* Exercise:
Retype the data exactly, leaving nothing out.

[Data extracted from a collection]
_____
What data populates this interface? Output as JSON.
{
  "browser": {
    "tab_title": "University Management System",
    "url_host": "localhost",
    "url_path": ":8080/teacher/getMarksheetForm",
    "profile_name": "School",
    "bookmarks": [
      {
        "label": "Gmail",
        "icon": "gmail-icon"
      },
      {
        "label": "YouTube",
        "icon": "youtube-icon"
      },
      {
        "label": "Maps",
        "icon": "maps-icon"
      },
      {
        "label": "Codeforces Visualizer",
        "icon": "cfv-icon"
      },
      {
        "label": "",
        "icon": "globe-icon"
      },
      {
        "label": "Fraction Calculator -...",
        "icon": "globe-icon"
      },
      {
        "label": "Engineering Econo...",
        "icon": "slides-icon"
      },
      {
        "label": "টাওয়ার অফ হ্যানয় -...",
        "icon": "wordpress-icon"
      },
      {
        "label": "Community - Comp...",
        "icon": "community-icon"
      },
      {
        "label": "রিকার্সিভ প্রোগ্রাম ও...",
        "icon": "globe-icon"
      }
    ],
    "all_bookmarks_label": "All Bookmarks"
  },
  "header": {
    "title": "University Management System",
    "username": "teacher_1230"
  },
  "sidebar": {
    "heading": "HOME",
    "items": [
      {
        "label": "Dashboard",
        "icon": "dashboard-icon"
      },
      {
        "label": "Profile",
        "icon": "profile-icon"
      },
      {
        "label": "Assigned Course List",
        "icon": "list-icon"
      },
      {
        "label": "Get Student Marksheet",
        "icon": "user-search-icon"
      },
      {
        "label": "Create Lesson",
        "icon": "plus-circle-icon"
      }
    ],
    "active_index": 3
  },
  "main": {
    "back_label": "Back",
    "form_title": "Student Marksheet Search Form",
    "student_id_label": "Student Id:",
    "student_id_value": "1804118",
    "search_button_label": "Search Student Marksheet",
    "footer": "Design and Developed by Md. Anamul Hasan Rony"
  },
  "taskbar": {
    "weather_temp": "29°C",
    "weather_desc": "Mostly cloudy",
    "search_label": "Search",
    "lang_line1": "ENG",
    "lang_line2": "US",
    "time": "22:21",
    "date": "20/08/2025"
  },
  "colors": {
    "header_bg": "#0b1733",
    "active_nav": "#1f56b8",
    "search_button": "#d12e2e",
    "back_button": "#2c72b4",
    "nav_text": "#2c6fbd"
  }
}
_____
* Answer area:
What data populates this interface? Output as JSON.
{
  "browser": {
    "tab_title": "University Management System",
    "url_host": "localhost",
    "url_path": ":8080/teacher/getMarksheetForm",
    "profile_name": "School",
    "bookmarks": [
      {
        "label": "Gmail",
        "icon": "gmail-icon"
      },
      {
        "label": "YouTube",
        "icon": "youtube-icon"
      },
      {
        "label": "Maps",
        "icon": "maps-icon"
      },
      {
        "label": "Codeforces Visualizer",
        "icon": "cfv-icon"
      },
      {
        "label": "",
        "icon": "globe-icon"
      },
      {
        "label": "Fraction Calculator -...",
        "icon": "globe-icon"
      },
      {
        "label": "Engineering Econo...",
        "icon": "slides-icon"
      },
      {
        "label": "টাওয়ার অফ হ্যানয় -...",
        "icon": "wordpress-icon"
      },
      {
        "label": "Community - Comp...",
        "icon": "community-icon"
      },
      {
        "label": "রিকার্সিভ প্রোগ্রাম ও...",
        "icon": "globe-icon"
      }
    ],
    "all_bookmarks_label": "All Bookmarks"
  },
  "header": {
    "title": "University Management System",
    "username": "teacher_1230"
  },
  "sidebar": {
    "heading": "HOME",
    "items": [
      {
        "label": "Dashboard",
        "icon": "dashboard-icon"
      },
      {
        "label": "Profile",
        "icon": "profile-icon"
      },
      {
        "label": "Assigned Course List",
        "icon": "list-icon"
      },
      {
        "label": "Get Student Marksheet",
        "icon": "user-search-icon"
      },
      {
        "label": "Create Lesson",
        "icon": "plus-circle-icon"
      }
    ],
    "active_index": 3
  },
  "main": {
    "back_label": "Back",
    "form_title": "Student Marksheet Search Form",
    "student_id_label": "Student Id:",
    "student_id_value": "1804118",
    "search_button_label": "Search Student Marksheet",
    "footer": "Design and Developed by Md. Anamul Hasan Rony"
  },
  "taskbar": {
    "weather_temp": "29°C",
    "weather_desc": "Mostly cloudy",
    "search_label": "Search",
    "lang_line1": "ENG",
    "lang_line2": "US",
    "time": "22:21",
    "date": "20/08/2025"
  },
  "colors": {
    "header_bg": "#0b1733",
    "active_nav": "#1f56b8",
    "search_button": "#d12e2e",
    "back_button": "#2c72b4",
    "nav_text": "#2c6fbd"
  }
}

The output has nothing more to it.